● Items listed in a dataset:
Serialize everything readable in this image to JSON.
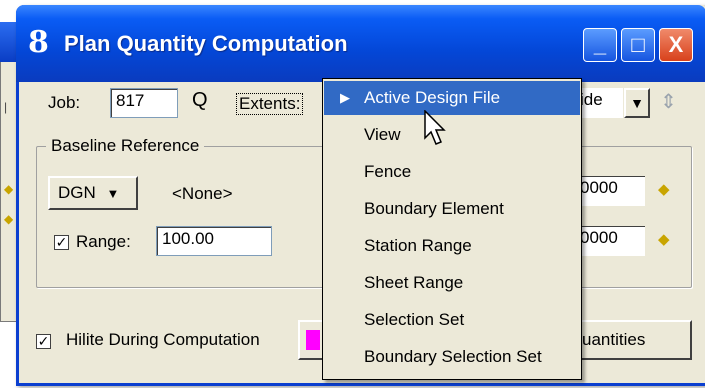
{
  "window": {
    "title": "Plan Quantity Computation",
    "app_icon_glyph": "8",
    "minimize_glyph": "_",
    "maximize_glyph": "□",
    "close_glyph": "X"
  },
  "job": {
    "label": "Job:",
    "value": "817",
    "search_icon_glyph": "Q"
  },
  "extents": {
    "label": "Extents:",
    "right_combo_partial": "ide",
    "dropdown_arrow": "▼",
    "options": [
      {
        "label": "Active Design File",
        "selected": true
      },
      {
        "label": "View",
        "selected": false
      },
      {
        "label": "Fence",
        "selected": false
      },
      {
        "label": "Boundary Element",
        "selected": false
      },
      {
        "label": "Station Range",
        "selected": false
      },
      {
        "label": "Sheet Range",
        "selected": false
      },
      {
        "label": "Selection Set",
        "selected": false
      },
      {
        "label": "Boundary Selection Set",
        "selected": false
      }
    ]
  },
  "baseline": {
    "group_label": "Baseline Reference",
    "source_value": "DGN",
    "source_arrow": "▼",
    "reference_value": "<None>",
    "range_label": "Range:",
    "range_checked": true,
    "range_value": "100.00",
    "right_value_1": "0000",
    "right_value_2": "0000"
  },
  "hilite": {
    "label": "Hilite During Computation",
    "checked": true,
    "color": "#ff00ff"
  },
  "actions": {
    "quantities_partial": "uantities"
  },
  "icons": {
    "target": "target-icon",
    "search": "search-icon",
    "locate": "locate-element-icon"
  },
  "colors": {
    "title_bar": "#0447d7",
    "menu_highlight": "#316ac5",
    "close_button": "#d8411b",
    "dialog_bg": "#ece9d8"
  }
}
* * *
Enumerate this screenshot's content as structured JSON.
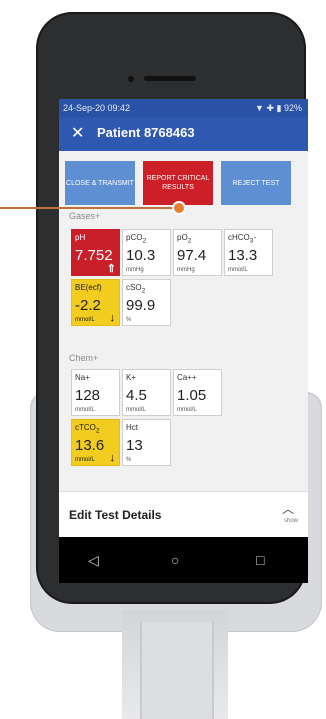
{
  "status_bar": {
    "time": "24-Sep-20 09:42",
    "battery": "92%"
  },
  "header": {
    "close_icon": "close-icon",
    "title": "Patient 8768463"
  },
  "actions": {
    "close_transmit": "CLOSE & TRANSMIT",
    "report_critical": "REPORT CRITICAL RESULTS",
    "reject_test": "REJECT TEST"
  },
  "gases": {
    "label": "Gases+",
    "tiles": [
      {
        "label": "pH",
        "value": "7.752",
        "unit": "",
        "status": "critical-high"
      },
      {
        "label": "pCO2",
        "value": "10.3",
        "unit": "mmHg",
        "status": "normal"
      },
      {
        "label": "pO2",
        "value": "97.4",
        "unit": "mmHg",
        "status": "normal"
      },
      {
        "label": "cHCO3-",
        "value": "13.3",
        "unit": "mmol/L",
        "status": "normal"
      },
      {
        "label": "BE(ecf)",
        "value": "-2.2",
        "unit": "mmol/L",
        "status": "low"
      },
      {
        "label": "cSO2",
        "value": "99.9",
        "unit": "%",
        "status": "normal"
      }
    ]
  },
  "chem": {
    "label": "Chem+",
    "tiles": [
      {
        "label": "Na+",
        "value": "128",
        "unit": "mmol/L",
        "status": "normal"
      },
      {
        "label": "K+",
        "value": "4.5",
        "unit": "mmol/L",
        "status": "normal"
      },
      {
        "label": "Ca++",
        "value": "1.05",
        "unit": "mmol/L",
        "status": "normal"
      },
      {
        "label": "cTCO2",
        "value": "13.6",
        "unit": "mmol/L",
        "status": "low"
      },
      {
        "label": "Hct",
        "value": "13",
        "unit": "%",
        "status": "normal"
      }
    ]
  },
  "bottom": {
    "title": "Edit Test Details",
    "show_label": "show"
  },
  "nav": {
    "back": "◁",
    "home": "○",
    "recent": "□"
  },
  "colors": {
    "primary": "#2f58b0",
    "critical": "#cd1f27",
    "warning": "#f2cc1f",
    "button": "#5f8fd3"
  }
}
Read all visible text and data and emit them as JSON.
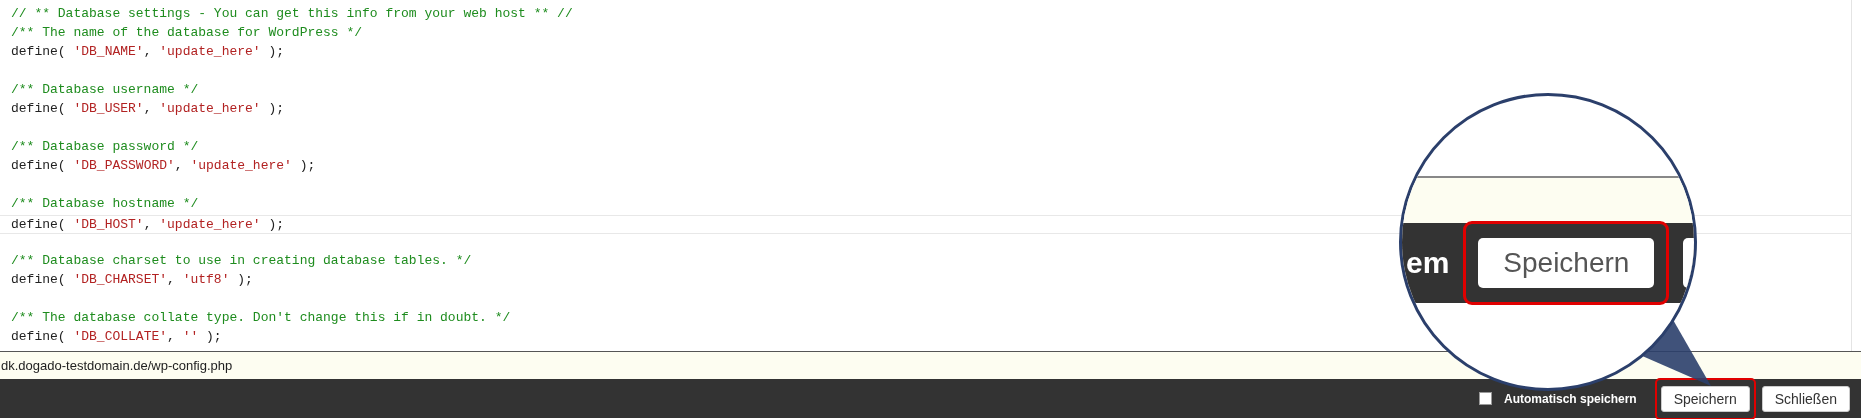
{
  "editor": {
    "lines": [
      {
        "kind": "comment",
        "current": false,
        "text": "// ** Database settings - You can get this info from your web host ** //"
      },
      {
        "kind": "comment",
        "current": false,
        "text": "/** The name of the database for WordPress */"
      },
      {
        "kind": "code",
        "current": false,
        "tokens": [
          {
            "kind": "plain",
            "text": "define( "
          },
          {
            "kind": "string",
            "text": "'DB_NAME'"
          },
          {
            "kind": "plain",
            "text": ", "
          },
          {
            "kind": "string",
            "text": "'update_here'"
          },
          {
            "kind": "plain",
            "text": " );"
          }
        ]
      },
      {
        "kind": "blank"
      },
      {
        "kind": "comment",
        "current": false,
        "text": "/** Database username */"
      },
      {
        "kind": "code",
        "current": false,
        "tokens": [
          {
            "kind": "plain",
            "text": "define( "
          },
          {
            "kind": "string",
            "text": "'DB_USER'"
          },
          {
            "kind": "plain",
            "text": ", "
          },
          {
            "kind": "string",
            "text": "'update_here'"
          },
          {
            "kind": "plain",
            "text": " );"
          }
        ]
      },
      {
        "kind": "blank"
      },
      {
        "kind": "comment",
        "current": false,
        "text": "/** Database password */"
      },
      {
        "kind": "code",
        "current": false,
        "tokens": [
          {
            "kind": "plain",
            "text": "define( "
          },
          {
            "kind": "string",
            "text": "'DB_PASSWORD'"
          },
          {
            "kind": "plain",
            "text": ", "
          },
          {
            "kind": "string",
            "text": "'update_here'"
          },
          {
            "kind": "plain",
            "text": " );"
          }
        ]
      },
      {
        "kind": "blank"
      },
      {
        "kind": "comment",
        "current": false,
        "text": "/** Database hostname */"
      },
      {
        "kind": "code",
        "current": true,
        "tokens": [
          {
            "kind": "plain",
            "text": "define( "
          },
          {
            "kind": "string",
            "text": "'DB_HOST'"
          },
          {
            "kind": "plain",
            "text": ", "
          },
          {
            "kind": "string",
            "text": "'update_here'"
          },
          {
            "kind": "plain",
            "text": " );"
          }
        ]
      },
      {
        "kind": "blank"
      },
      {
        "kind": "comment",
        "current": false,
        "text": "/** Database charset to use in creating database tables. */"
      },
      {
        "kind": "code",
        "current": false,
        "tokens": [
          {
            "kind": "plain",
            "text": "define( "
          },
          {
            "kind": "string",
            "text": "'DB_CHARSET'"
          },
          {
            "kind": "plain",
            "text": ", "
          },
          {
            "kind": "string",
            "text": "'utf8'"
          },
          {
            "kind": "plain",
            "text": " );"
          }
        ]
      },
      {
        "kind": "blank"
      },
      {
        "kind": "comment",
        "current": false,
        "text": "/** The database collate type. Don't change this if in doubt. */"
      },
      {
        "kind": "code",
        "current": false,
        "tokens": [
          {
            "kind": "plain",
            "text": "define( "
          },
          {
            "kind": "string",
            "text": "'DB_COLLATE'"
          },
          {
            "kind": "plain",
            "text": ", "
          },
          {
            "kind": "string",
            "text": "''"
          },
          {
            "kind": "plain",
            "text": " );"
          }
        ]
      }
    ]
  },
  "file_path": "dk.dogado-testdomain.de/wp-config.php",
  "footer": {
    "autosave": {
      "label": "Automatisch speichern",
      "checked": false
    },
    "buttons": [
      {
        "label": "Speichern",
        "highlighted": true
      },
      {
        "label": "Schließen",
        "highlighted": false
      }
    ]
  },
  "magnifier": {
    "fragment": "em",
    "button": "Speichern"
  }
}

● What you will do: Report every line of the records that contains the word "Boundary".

● Result of the exercise:
        "label": "Boundary Element",
        "label": "Boundary Selection Set",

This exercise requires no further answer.